Although MacDonald's feminist agenda is apparent and important, it is not generally considered confrontational or offensive to readers and theatergoers. Many critics have argued that the playwright goes to great efforts to disguise her political agenda as a vibrant and witty comedy. Because the play is funny, they say, audiences do not feel that they are being hit over the head with a political message. Mark Fortier, for example, comments on MacDonald's method of presenting a feminist message in his 1989 essay for Canadian Theatre Review:

MacDonald is uncomfortable thinking of Goodnight Desdemona as a feminist work; she prefers to think of it as humanism through a woman's point of view, or through feminist language. Although MacDonald con-siders herself a feminist, the strongest impulses in her theatre are popular and populist, and she seems to feel that labelling her work as feminist or lesbian would jeopardize the pluralist audience that she is seeking.

The reviewer Gerald Weales goes further and suggests in his 1992 review for Commonweal that the witty humor of the play "defeats itself" and subverts its feminist message. Other critics, such as Marta Dvorak and Shannon Hengen, concentrate on the ways in which Goodnight Desdemona uses humor to produce an extremely effective and wide-reaching feminist political message. These critics disagree about the nature of the play's feminist argument and many aspects of how it is implemented. They tend to agree, however, that MacDonald packages her message in a humorous format so that it will be palatable and acceptable to an audience of wide-ranging political beliefs.

The danger of critical approaches that classify MacDonald's use of comedy as a humorous shroud over her political goals is that they tend to overlook a more important aspect of the play's use of comedy. These critics are inclined not to emphasize that the comic convention is important to the play's feminist subtext chiefly because it is the opposite of tragedy—in other words, because it requires a happy ending. The argument of this essay is that MacDonald may make use of humor and wit, but her main concern is to use the comic convention to underscore the nature of her positivist feminist message. Goodnight Desdemona is the opposite of a tragedy in the sense that it encourages women to escape from the tragic fatalism of a patriarchal world and emerge as hopeful subjects.

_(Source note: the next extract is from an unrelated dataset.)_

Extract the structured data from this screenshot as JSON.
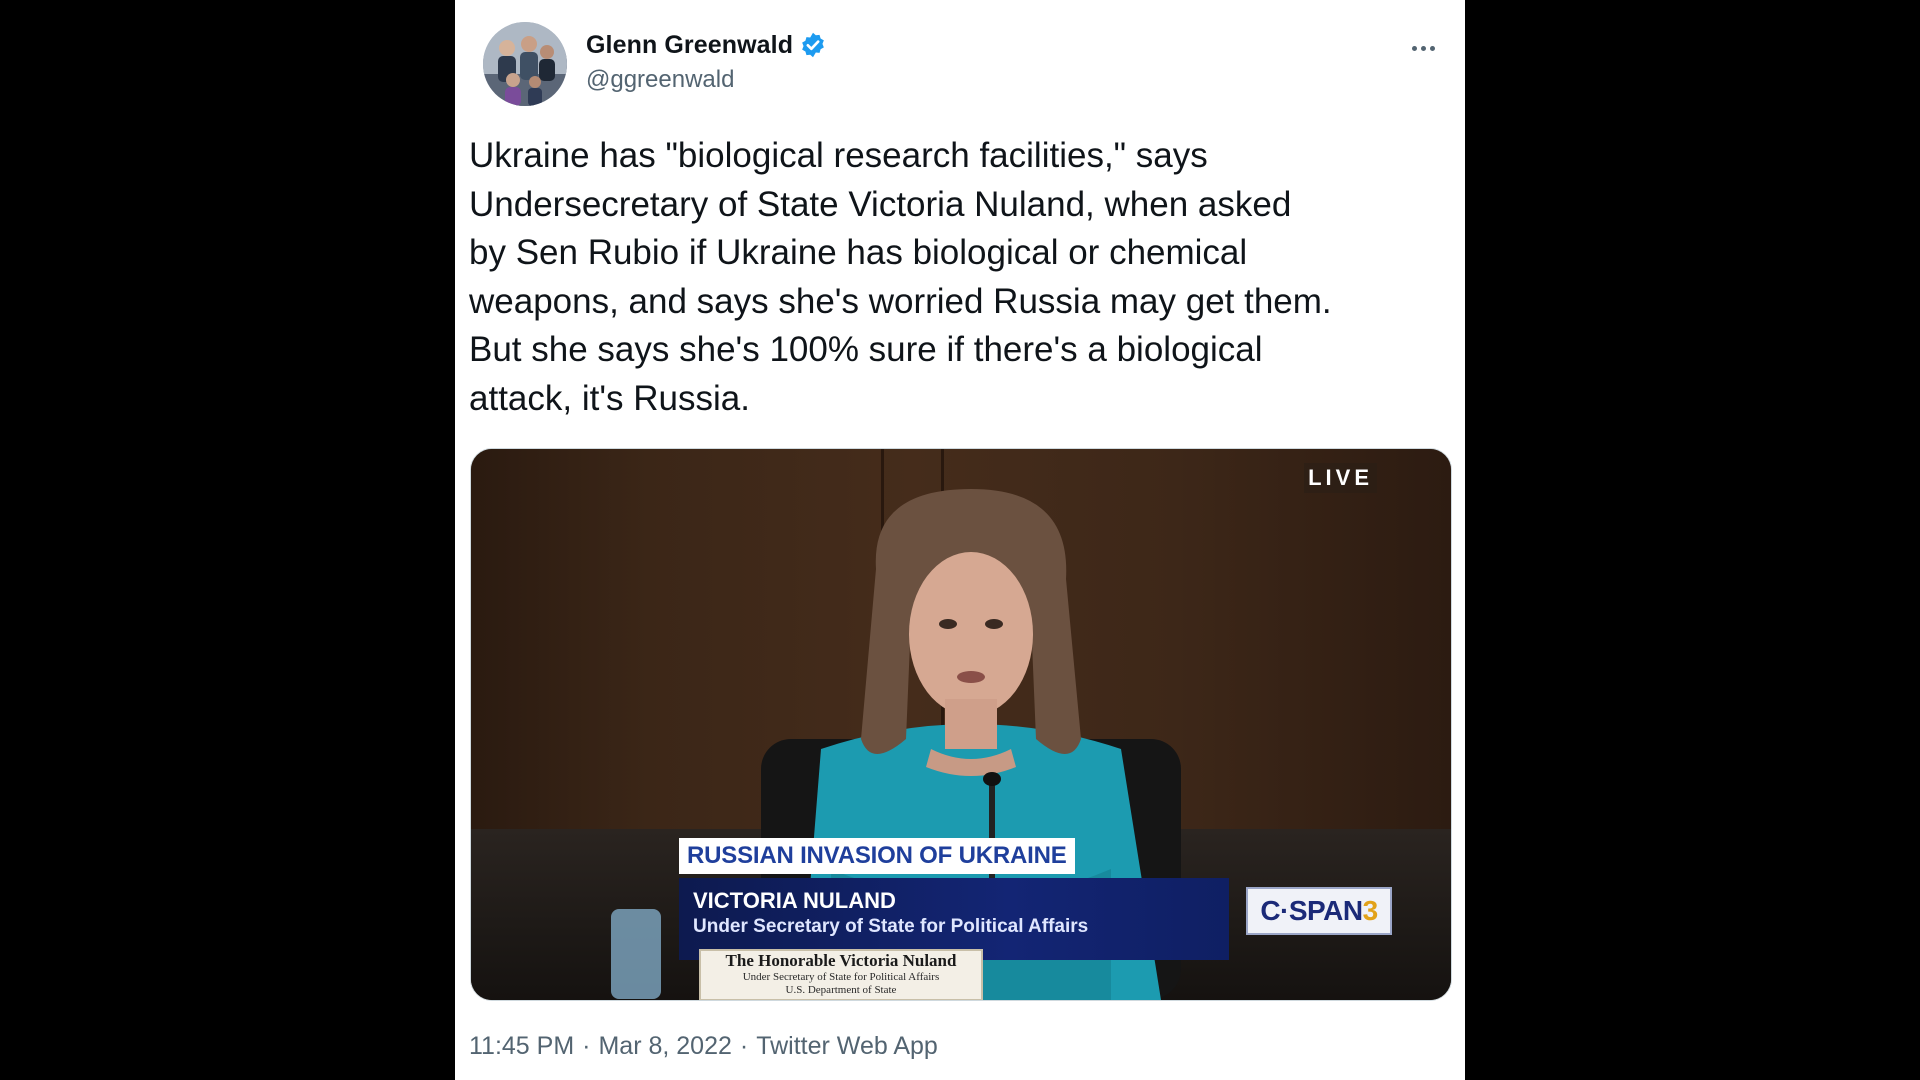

To develop this argument, it is first necessary to clarify the terms comedy and tragedy as they were used in Shakespearean England. The ancient Greek philosopher Aristotle and other writers contributed to the strict distinction between comedy and tragedy that was common to the Elizabethan period. While tragedies were characterized by disastrous yet necessary and unavoidable endings (according to ancient Greek and Roman models), comedies resolved in happy and hopeful conclusions. Both tragedy and comedy used humor, and a comedy could be entirely serious. Goodnight Desdemona is a comedy, then, primarily in the...

(The entire section is 7,723 words.)